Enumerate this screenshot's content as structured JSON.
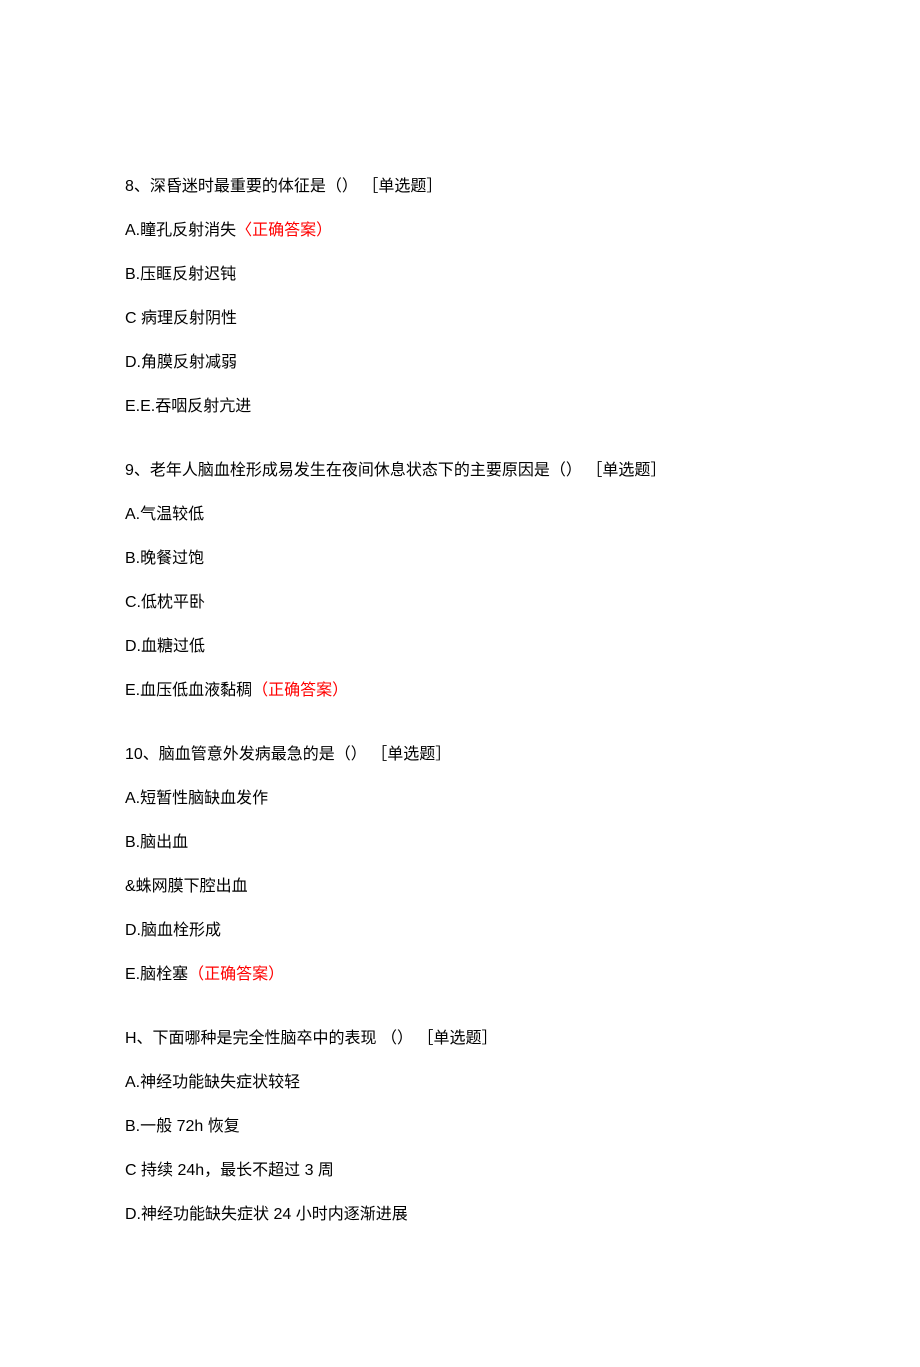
{
  "questions": [
    {
      "title": "8、深昏迷时最重要的体征是（） ［单选题］",
      "options": [
        {
          "text": "A.瞳孔反射消失",
          "correct": "〈正确答案）"
        },
        {
          "text": "B.压眶反射迟钝",
          "correct": ""
        },
        {
          "text": "C 病理反射阴性",
          "correct": ""
        },
        {
          "text": "D.角膜反射减弱",
          "correct": ""
        },
        {
          "text": "E.E.吞咽反射亢进",
          "correct": ""
        }
      ]
    },
    {
      "title": "9、老年人脑血栓形成易发生在夜间休息状态下的主要原因是（） ［单选题］",
      "options": [
        {
          "text": "A.气温较低",
          "correct": ""
        },
        {
          "text": "B.晚餐过饱",
          "correct": ""
        },
        {
          "text": "C.低枕平卧",
          "correct": ""
        },
        {
          "text": "D.血糖过低",
          "correct": ""
        },
        {
          "text": "E.血压低血液黏稠",
          "correct": "（正确答案）"
        }
      ]
    },
    {
      "title": "10、脑血管意外发病最急的是（） ［单选题］",
      "options": [
        {
          "text": "A.短暂性脑缺血发作",
          "correct": ""
        },
        {
          "text": "B.脑出血",
          "correct": ""
        },
        {
          "text": "&蛛网膜下腔出血",
          "correct": ""
        },
        {
          "text": "D.脑血栓形成",
          "correct": ""
        },
        {
          "text": "E.脑栓塞",
          "correct": "（正确答案）"
        }
      ]
    },
    {
      "title": "H、下面哪种是完全性脑卒中的表现 （） ［单选题］",
      "options": [
        {
          "text": "A.神经功能缺失症状较轻",
          "correct": ""
        },
        {
          "text": "B.一般 72h 恢复",
          "correct": ""
        },
        {
          "text": "C 持续 24h，最长不超过 3 周",
          "correct": ""
        },
        {
          "text": "D.神经功能缺失症状 24 小时内逐渐进展",
          "correct": ""
        }
      ]
    }
  ]
}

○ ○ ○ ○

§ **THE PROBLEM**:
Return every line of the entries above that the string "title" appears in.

§ **TASK SOLUTION**:
      "title": "8、深昏迷时最重要的体征是（） ［单选题］",
      "title": "9、老年人脑血栓形成易发生在夜间休息状态下的主要原因是（） ［单选题］",
      "title": "10、脑血管意外发病最急的是（） ［单选题］",
      "title": "H、下面哪种是完全性脑卒中的表现 （） ［单选题］",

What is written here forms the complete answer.